(a)(1) The lighting or maintaining of fires is prohibited, except in the following areas and/or receptacles, under the conditions noted:
Justification: The use of fires in the park is regulated to protect structures, natural resources, and the public.
Justification: Because of the problems associated with disposal of hot coals from charcoal grills, the Superintendent has established these restrictions for public health and safety and the protection of natural resources.
36 CFR §2.15 – PETS
(a)(5) Pet excrement must be disposed of in accordance with the following conditions:
Owners or persons having custody or control of any animal(s) will immediately remove and dispose of excrement voided by an animal(s) under their control. Excrement will be properly disposed of in trash containers.
(e) Pets may be kept by park residents under the following conditions:
Justification: The park’s cultural landscape consists of bucolic farms and settings.These restrictions prevent damage those protected natural and cultural resources and other protected values.
36 CFR §2.35 – ALCOHOLIC BEVERAGES AND CONTROLLED SUBSTANCES
(a)(3)(i)The following public use areas, portions of public use areas, and/or public facilities within the park are closed to consumption of alcoholic beverages, and/or to the possession of a bottle, can or other receptacle containing an alcoholic beverage that is open, or has been opened, or whose seal has been broken or the contents of which have been partially removed:
All park buildings and grounds that are not under a lease.
Justification: The park is closed to alcohol consumption because such activity is inappropriate considering the other uses of the park and the purpose for which the park was established and is maintained.
36 CFR §2.51 – DEMONSTRATIONS
(c)(1) The following location is available on a first-come, first-served basis for First Amendment activities that do not require a Special Use Permit:

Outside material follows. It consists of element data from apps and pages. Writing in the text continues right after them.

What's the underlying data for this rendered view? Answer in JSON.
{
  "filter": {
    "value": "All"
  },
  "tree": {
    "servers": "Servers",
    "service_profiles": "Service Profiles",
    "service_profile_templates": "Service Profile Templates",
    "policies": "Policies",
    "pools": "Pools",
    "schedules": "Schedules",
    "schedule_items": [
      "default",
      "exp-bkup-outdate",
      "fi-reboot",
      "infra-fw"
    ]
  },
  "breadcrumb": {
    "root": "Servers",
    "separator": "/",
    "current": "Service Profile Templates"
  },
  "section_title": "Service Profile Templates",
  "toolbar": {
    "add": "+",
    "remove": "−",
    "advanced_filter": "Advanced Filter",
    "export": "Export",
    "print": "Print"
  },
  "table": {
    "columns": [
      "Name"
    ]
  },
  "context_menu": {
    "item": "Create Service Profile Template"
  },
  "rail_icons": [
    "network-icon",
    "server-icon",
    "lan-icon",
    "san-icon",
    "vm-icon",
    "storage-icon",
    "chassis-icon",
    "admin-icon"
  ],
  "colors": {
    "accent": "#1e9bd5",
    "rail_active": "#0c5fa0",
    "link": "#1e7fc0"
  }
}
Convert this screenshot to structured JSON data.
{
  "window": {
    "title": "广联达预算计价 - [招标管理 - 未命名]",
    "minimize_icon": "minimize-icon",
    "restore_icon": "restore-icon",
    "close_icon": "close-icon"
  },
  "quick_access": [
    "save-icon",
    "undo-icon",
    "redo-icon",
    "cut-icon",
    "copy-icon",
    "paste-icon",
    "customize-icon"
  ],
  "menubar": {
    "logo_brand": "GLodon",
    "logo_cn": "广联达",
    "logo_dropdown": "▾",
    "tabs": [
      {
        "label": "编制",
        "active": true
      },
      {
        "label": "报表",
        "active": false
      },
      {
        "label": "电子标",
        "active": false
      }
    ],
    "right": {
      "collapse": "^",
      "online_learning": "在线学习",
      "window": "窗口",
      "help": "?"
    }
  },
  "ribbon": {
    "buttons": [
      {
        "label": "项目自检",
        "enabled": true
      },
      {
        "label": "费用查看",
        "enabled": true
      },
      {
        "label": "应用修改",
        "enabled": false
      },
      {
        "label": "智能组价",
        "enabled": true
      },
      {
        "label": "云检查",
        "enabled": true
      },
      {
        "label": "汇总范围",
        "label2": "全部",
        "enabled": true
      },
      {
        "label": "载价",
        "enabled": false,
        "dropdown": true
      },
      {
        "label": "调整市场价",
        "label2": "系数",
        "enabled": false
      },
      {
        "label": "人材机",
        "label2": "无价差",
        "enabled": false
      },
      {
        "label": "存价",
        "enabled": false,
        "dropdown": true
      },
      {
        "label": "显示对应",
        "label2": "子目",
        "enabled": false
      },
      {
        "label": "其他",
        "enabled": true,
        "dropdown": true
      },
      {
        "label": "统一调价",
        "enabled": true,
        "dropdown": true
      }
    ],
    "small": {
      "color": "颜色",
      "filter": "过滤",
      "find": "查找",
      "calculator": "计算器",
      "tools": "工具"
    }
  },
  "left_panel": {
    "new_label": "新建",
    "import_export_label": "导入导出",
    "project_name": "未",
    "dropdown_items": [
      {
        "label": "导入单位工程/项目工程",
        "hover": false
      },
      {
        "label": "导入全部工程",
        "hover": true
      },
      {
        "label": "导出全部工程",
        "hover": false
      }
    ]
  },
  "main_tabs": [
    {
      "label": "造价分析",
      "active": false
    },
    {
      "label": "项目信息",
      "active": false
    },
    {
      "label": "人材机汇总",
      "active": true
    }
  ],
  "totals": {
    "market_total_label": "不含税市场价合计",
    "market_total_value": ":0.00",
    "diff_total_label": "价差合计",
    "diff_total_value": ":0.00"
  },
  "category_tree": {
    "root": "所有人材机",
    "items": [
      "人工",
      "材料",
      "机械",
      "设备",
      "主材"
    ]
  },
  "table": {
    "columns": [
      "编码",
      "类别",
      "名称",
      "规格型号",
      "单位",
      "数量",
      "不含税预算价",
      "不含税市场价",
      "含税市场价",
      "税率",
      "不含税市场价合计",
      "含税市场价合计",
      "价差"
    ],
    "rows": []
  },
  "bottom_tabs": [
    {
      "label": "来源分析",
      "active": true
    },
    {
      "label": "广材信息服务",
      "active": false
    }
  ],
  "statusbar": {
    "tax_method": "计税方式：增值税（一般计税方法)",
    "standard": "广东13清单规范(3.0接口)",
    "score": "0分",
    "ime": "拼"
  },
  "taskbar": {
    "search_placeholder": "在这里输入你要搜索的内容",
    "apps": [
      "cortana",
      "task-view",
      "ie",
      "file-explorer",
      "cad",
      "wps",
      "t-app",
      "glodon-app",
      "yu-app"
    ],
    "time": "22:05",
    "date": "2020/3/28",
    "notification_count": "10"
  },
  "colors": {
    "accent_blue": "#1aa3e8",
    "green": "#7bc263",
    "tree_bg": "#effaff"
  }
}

The grassy area at the north end of the Ramsey Parking Lot (approx. 289 Ramsey Road, directly across from the entrance to Ramsey Farm), within the area bound by Ramsey Run to the north and west, and large rocks placed along Ramsey Road to the south and east.
(c)(2) The designated area map may be obtained at:

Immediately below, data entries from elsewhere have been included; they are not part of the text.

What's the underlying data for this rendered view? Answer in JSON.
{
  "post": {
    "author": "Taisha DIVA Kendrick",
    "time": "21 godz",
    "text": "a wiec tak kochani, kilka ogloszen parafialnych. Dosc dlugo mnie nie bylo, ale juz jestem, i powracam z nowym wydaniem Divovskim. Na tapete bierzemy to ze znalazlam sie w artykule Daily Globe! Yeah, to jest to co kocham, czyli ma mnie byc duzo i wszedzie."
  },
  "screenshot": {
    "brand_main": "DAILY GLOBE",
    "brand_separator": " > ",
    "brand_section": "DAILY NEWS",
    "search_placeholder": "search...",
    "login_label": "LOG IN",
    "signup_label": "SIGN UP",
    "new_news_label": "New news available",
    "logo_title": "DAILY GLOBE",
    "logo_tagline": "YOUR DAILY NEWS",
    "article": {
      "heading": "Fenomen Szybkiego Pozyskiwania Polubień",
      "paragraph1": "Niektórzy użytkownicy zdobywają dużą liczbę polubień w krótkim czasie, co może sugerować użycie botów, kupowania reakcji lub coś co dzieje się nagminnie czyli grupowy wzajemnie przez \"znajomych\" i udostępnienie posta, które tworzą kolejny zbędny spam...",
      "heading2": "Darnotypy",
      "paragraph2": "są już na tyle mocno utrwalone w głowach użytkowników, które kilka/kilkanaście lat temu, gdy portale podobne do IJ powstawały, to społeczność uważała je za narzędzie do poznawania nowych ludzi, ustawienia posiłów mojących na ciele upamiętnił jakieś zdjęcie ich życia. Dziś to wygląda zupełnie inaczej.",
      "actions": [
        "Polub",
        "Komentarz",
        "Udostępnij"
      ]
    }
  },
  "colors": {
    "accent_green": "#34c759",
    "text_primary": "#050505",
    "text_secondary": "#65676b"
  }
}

Brandywine Valley Ranger Station 400 Ramsey Road, Wilmington DE 19803
36 CFR §2.62 – MEMORIALIZATION
(b) The scattering of human ashes from cremation is prohibited, except pursuant to the terms and conditions of a permit and according to the following conditions established by the Superintendent:
Justification: The conditions outlined above reduce the chances of creating offensive conditions by the scattering of human ashes. The activity does not result in a negative resource impact when conducted in this manner.

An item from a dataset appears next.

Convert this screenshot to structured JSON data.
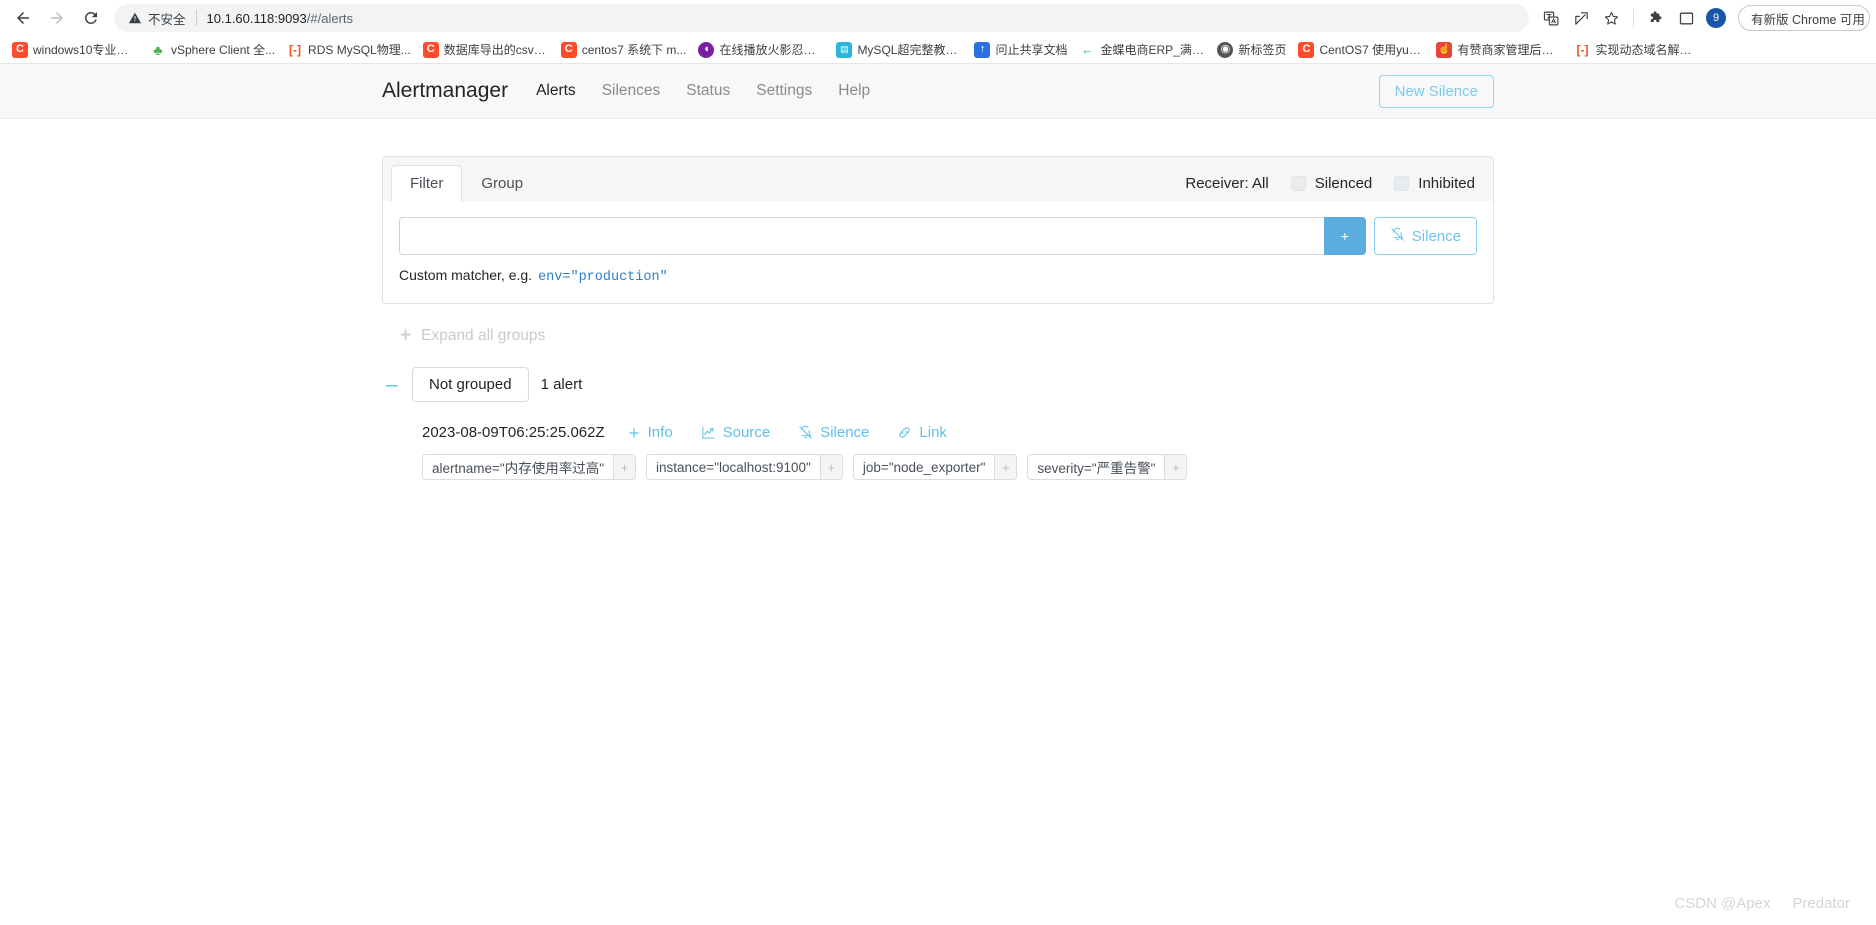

36 CFR §4.10 – TRAVEL ON PARK ROADS AND ROUTES
(c)(1) Operating a motor vehicle not equipped with pneumatic tires is prohibited, except that a track-laying motor vehicle or a motor vehicle equipped with a similar traction device may be operated on one of the following routes designated for these vehicles:
On dirt roads and, on a more limited basis, park trails and only for administrative and agricultural use
Justification: The park has approximately 300 acres of agricultural use, which may necessitate tracked vehicles at times. Similarly, those vehicles may be required for administrative projects, including trail maintenance. Any other use is prohibited, as the vehicles generally may cause damage to the resource.
36 CFR §4.30 – BICYCLES
E-bikes. The term “e-bike” means a two- or three-wheeled cycle with fully operable pedals and an electric motor of less than 750 watts (1 h.p.).
(f) Closures and other use restrictions
All bicycle and e-bike riders on any park road or parking area must:
Justification: This provision is enacted for the safety of visitors and to lessen potential visitor impacts on the cultural and natural resources of the park.
Delaware and Pennsylvania State helmet laws apply to all bicyclists within the park within those respective states.
Last updated: February 17, 2023